==== DATASET CONTENT ====

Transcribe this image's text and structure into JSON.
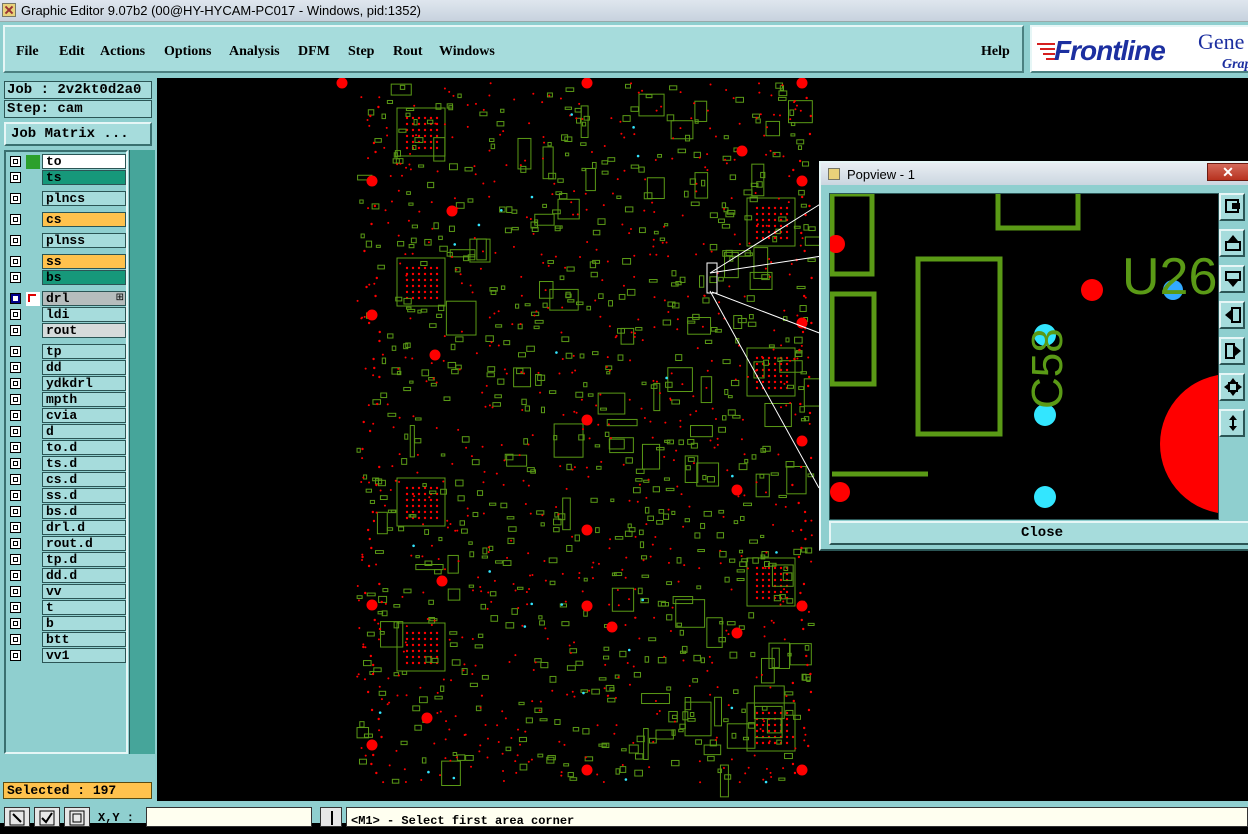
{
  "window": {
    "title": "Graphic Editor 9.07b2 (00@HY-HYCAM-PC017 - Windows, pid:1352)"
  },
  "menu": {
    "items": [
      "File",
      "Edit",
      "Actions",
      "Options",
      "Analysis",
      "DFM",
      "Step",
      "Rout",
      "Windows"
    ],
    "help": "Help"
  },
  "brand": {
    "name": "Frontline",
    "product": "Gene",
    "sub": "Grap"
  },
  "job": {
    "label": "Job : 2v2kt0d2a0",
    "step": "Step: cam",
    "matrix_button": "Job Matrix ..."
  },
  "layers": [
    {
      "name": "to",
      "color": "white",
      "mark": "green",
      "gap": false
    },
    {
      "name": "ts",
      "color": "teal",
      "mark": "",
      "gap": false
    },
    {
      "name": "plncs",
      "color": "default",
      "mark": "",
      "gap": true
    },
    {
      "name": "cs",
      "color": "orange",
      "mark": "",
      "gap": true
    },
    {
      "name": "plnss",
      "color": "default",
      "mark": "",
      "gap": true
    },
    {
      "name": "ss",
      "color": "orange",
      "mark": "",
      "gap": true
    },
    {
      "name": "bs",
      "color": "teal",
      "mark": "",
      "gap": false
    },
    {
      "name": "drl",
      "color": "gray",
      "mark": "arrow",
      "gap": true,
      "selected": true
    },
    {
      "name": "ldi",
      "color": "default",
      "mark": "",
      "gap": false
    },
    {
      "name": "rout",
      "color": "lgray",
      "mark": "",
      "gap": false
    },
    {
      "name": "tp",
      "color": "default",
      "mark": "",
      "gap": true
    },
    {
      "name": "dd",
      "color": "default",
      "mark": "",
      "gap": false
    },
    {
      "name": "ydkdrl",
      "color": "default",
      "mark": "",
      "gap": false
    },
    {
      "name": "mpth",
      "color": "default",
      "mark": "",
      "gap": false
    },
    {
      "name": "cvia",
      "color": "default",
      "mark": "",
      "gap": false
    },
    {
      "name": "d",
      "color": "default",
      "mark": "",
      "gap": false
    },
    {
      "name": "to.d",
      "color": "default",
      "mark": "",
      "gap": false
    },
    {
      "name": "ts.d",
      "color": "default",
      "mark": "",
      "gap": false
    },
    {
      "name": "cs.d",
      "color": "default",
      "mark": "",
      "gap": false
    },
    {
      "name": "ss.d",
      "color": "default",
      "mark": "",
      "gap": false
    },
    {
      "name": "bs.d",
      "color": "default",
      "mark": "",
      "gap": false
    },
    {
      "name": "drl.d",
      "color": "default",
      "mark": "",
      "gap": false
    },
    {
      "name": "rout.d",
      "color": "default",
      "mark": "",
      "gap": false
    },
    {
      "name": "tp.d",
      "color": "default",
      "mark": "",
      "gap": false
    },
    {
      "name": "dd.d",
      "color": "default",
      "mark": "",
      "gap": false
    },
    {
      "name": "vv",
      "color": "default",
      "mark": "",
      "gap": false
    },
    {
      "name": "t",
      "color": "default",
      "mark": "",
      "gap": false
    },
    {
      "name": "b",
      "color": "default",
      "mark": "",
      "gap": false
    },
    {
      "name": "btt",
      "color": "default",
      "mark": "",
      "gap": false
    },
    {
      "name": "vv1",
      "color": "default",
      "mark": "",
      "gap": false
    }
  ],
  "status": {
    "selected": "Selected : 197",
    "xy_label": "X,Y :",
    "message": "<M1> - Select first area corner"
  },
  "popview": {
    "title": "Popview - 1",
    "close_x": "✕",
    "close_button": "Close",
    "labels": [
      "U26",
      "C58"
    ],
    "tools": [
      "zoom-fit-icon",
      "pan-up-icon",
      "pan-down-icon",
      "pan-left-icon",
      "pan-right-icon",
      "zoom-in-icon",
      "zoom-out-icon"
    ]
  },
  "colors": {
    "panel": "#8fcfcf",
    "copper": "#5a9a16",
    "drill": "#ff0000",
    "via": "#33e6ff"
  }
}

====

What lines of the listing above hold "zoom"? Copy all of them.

### EXPECTED ANSWER:
      "zoom-fit-icon",
      "zoom-in-icon",
      "zoom-out-icon"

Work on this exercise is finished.